“In the midst of a pandemic and in the absence of an effective treatment or vaccine, preventive hygiene measures are the only salvation, and these measures should also be applied to dogs, which, according to our study, appear to directly or indirectly increase the risk of contracting the virus,” she said.

So, dogs may bring the virus into homes but there is no conclusion that dogs get the virus from public surfaces and transmit the virus to their humans. Fear not, cat owners, the same does not seem to be true of cats. Since the group surveyed was not a large one, it is not possible to say with certainty that dogs spread the virus.

“The results of our research warn of increased contagion among dog-owners,” said Professor Cristina Sánchez González, one of the researchers. However, given the small pool and the fact that correlation is not causation, these results should be taken as a universal rule. These are only observational statistics. According to Professor González there isn’t enough information to say whether dogs spread the virus, as people do, or simply acted as a surface from which people could pick-up the virus. For all one knows, even their faeces could be transferring the virus.

The professor only suggested having increased safety measures for dog-walking and proper hygiene and suggested not to panic.

Maybe we should all use some mouthwash before walking the dog. A different study began to create a buzz yesterday as scientists at Cardiff University in Wales may have discovered that mouthwash kills the coronavirus germs in our mouths. The study has not yet been peer-reviewed or published in a medical journal, so take it with a grain of salt. What is certain is that mouthwash does not treat the virus or act as a cure. It looks like mouthwash can be included as a part of a person’s regular personal hygiene routine to avoid the virus if the study results hold. A clinical trial at the University Hospital of Wales will examine how effective mouthwash is in reducing the amount of coronavirus found in the saliva of Covid-19 patients.

Commonly-used mouthwashes are able to kill the coronavirus within 30 seconds of exposure in laboratory conditions, a new study from scientists in the U.K. has found.
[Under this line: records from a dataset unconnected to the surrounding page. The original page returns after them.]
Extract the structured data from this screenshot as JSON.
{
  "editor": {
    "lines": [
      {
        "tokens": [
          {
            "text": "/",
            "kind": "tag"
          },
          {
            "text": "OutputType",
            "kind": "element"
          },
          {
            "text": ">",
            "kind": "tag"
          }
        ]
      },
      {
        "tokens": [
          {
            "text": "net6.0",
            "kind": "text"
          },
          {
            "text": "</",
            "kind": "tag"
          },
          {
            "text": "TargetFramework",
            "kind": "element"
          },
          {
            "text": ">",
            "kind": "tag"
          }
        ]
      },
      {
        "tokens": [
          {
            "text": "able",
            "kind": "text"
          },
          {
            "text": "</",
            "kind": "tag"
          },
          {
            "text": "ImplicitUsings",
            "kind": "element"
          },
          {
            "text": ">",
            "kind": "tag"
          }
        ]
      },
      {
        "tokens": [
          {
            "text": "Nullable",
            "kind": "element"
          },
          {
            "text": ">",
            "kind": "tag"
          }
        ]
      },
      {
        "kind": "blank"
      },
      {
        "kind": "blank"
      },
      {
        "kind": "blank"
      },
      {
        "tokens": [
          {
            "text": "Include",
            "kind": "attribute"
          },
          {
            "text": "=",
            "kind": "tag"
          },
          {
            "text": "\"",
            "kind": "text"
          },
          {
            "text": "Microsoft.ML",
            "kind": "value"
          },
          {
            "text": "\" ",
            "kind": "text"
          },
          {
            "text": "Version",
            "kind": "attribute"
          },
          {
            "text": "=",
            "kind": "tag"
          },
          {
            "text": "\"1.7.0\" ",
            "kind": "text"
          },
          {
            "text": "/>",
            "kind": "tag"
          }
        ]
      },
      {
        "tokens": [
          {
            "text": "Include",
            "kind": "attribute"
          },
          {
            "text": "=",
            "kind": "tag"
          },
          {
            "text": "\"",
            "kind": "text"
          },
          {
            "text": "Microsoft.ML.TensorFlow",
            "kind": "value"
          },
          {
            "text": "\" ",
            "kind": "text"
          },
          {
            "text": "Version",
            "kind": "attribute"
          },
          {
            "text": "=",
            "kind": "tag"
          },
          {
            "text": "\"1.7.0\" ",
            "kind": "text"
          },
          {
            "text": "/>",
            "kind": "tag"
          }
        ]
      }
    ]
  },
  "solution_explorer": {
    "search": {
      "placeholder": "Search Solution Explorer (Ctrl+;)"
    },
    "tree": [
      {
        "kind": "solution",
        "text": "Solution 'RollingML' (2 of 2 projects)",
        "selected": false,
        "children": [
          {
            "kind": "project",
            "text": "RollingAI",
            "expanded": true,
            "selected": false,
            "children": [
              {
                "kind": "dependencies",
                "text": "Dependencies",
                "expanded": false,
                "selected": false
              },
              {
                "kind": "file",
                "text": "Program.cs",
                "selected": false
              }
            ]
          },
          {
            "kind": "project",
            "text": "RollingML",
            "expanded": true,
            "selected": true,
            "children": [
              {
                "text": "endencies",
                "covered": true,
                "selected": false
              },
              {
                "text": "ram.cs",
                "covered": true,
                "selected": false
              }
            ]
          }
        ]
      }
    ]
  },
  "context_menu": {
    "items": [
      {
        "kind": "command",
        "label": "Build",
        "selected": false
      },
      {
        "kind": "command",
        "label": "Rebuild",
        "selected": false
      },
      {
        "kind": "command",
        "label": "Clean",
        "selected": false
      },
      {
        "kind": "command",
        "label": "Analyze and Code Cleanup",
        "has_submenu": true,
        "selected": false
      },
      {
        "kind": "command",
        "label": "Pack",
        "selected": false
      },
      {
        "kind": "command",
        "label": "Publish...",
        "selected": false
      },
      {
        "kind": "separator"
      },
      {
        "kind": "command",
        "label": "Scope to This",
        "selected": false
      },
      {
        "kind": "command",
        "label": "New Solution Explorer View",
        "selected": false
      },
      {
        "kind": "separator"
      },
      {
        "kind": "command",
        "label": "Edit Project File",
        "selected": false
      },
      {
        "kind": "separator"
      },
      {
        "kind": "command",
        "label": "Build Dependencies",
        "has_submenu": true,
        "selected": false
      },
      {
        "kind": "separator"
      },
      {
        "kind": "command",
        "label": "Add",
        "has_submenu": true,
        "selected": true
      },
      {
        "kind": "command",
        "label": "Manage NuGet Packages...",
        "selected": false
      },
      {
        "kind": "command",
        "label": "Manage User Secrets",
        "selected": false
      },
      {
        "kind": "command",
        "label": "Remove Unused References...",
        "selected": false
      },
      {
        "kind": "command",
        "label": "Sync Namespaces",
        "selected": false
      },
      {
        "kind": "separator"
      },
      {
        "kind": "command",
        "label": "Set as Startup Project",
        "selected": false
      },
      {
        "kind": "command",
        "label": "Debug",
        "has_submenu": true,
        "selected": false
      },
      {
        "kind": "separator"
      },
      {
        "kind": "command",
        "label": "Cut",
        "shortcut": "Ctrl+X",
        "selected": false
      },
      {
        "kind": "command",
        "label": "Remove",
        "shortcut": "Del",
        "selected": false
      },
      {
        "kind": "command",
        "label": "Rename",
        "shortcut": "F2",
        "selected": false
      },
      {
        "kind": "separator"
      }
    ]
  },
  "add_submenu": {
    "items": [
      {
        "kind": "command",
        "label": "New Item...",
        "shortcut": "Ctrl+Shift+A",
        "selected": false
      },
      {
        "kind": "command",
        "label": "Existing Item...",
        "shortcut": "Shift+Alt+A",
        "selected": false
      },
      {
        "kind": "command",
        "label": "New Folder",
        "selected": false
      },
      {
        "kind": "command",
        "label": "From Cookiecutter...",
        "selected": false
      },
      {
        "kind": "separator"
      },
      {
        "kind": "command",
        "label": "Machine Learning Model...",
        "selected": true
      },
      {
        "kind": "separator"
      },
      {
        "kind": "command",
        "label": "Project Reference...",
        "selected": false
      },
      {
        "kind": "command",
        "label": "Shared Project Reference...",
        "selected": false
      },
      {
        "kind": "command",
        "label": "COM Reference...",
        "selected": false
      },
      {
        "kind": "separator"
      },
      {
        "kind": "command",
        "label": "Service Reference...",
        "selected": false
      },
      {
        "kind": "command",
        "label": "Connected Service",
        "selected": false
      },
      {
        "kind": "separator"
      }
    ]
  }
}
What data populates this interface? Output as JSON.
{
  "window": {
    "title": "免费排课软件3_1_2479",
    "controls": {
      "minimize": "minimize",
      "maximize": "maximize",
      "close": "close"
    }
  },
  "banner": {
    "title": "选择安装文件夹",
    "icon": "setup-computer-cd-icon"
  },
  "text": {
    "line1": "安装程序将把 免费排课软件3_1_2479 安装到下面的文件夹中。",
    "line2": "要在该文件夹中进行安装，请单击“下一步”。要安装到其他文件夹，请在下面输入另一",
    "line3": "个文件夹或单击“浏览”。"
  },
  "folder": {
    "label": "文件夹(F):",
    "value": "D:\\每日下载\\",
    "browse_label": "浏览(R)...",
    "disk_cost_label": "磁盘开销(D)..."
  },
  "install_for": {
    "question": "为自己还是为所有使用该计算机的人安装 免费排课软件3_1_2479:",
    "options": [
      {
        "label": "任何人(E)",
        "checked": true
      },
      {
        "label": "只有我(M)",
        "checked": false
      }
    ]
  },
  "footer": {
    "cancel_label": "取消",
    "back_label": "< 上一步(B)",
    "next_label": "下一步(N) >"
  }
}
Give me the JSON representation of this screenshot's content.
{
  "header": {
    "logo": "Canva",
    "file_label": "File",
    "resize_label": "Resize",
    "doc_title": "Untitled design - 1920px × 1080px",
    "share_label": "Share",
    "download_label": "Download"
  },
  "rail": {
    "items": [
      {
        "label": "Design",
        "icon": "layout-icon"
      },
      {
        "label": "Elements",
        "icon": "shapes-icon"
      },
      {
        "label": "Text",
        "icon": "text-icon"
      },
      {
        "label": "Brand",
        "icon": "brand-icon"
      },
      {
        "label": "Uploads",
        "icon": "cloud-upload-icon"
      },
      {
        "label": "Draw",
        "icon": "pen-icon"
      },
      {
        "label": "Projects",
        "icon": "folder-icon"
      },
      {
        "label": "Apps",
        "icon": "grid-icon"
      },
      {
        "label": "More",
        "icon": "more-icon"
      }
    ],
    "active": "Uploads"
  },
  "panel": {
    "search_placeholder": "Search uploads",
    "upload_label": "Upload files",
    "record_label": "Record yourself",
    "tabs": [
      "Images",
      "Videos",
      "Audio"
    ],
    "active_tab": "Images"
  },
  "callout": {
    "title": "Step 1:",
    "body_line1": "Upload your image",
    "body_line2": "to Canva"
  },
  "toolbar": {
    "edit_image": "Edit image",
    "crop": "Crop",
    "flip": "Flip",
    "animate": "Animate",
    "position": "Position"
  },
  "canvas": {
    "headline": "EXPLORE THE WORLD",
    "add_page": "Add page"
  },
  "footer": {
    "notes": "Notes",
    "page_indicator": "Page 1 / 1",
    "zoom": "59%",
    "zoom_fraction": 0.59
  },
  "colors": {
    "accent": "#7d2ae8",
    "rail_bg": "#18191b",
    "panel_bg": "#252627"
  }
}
The study from Cardiff University, which has not yet been peer-reviewed or published in a medical journal, suggests that some widely-available mouthwashes could help to kill the virus in saliva. However, this does not mean they would be able to treat the virus within the body, or act as a cure.

Some scientists were quick to disregard the study out of Wales, though.

“Yes. There is some data out there — I am not saying it’s great data — that fill-in-the-blank substance inactivates or inhibits replication of coronavirus,” Dr. Graham Snyder, associate professor in the Division of Infectious Diseases at the University of Pittsburgh School of Medicine, told CNN.

Alcohol, chlorhexidine, hydrogen peroxide and a range of other compounds can all kill viruses on contact or shortly after.

But none of the studies recently released on preprint servers shows they can reduce the risk of either catching or transmitting the virus, Snyder points out.

Nay-sayers point to the fact it is impossible to sterilize a mouth. Mouthwash doesn’t affect lung airways or vocal cords. The airborne virus is spread through exhaling, coughing, and sneezing. The virus infects people through contact or through inhalation. Rinsing with mouthwash doesn’t prevent the virus from being inhaled.

It’s such a tenuous theory that even Johnson & Johnson, makers of Listerine mouthwash, have explicitly warned consumers against the idea.

“Listerine mouthwash has not been tested against any strains of coronavirus,” the company said on its website.

“Only some Listerine mouthwash formulations contain alcohol, and if present is only around 20% alcohol. Listerine mouthwash is not intended to be used, nor would it be beneficial as a hand sanitizer or surface disinfectant.”

Take both of these studies as you will. The coronavirus continues to show that much is still not known about it. In the meantime, we can continue to protect ourselves as best as we can and wait for the vaccines to become available.